* **PROBLEM TO SOLVE**: Lines holding the string "chevron" in the listing below are to be copied.

* **EXCERPTED RECORDS**:

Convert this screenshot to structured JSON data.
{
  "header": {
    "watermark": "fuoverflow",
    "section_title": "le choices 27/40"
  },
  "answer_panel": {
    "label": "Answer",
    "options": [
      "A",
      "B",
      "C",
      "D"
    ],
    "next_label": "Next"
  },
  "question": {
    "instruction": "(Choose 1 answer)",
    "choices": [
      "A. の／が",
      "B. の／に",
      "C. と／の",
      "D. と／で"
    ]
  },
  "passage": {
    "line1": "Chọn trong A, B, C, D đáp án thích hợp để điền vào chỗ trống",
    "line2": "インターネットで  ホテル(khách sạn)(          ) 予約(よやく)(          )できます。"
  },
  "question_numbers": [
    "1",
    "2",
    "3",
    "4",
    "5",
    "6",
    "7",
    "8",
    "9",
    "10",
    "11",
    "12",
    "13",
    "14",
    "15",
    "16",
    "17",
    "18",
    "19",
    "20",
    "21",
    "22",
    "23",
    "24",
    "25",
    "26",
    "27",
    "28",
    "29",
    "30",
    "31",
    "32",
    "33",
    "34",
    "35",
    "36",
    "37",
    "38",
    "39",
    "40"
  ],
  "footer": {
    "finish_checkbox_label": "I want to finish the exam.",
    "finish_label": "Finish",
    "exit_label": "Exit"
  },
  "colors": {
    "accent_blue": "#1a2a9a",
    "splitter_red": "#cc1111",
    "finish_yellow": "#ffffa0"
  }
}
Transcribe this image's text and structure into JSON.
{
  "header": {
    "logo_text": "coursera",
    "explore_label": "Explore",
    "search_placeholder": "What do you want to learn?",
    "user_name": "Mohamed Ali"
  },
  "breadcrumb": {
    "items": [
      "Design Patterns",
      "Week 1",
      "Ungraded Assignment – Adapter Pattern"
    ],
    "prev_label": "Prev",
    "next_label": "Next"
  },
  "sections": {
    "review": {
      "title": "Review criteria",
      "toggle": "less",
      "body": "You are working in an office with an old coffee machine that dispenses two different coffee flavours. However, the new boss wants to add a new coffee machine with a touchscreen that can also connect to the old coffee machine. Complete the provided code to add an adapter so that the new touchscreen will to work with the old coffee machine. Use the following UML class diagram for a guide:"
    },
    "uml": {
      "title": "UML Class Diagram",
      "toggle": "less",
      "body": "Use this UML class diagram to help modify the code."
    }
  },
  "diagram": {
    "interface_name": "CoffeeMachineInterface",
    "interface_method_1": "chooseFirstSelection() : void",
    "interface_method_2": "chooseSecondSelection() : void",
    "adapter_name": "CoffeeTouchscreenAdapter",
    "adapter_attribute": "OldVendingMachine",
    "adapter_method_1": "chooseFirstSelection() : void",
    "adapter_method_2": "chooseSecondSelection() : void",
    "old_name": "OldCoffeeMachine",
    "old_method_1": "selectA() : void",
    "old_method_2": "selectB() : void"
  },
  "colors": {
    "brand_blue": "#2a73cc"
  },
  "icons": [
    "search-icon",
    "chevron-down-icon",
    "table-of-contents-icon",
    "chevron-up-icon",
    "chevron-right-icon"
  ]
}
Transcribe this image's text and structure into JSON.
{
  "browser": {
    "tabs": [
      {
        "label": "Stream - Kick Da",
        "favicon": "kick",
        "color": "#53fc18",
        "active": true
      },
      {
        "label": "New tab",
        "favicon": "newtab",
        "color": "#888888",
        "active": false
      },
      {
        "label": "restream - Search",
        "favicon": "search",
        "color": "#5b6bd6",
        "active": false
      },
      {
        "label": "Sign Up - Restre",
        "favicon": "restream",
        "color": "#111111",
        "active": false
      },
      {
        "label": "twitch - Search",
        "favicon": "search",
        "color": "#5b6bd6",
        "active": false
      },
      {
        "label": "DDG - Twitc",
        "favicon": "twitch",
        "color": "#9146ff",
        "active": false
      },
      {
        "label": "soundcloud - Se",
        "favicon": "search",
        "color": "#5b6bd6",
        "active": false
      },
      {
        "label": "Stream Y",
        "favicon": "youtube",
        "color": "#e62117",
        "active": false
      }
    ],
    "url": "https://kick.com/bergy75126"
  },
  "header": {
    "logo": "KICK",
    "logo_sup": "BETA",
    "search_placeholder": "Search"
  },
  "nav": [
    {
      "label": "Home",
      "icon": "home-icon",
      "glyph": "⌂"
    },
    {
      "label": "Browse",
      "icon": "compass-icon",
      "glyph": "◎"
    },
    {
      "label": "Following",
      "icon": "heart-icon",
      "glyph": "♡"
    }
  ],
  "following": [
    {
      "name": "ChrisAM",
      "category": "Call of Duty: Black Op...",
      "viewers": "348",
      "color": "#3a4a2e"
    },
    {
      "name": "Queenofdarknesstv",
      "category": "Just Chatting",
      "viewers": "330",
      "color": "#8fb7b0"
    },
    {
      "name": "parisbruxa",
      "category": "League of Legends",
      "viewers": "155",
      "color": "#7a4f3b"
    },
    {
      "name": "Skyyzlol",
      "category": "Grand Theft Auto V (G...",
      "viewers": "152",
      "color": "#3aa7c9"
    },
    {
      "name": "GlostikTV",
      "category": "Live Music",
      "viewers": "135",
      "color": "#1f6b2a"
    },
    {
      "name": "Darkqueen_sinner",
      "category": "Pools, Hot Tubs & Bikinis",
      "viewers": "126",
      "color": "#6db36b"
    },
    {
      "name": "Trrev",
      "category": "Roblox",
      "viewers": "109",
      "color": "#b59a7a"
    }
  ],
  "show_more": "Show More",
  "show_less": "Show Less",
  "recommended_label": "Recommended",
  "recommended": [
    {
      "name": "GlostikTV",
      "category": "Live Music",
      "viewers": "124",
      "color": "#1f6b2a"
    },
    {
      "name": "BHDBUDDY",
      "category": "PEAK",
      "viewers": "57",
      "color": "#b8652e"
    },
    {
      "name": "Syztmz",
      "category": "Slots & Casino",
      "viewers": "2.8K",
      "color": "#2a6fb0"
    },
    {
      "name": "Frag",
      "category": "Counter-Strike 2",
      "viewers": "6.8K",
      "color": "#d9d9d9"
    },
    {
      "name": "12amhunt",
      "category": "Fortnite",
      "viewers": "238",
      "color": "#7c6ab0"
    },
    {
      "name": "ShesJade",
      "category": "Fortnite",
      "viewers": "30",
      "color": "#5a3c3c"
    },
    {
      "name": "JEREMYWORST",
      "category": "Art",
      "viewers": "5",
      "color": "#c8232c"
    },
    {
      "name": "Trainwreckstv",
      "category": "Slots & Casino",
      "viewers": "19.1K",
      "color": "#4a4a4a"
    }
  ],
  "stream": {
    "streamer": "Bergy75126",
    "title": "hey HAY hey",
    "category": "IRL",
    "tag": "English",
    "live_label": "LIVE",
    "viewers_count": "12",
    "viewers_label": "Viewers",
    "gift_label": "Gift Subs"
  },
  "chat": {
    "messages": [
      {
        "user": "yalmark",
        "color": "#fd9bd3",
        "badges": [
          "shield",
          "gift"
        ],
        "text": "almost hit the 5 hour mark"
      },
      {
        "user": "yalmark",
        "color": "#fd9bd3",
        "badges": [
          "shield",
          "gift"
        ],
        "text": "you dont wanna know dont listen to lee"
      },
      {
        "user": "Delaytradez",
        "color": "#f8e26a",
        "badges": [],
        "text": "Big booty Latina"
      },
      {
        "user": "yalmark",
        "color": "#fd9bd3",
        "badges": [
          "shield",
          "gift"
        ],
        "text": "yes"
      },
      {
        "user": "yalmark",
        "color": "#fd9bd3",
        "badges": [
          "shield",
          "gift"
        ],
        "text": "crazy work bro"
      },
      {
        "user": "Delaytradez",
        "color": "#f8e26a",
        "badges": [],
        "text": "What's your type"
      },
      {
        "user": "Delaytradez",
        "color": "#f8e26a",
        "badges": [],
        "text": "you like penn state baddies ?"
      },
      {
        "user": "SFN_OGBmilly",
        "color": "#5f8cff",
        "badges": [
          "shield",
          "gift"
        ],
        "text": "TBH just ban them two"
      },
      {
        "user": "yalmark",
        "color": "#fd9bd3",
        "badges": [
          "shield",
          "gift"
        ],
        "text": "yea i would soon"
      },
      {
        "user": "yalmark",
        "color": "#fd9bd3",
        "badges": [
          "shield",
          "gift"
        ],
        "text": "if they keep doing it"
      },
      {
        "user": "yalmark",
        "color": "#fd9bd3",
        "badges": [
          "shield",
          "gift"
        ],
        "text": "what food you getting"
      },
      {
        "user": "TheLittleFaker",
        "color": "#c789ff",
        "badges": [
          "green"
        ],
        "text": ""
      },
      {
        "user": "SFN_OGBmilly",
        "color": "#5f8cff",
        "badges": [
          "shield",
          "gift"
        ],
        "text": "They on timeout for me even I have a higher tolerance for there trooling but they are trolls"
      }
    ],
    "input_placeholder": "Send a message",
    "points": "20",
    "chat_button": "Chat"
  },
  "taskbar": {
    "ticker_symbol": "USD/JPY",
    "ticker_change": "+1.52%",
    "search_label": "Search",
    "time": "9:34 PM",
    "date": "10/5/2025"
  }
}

* **OUTPUT OF THE EXERCISE**:
    "chevron-down-icon",
    "chevron-up-icon",
    "chevron-right-icon"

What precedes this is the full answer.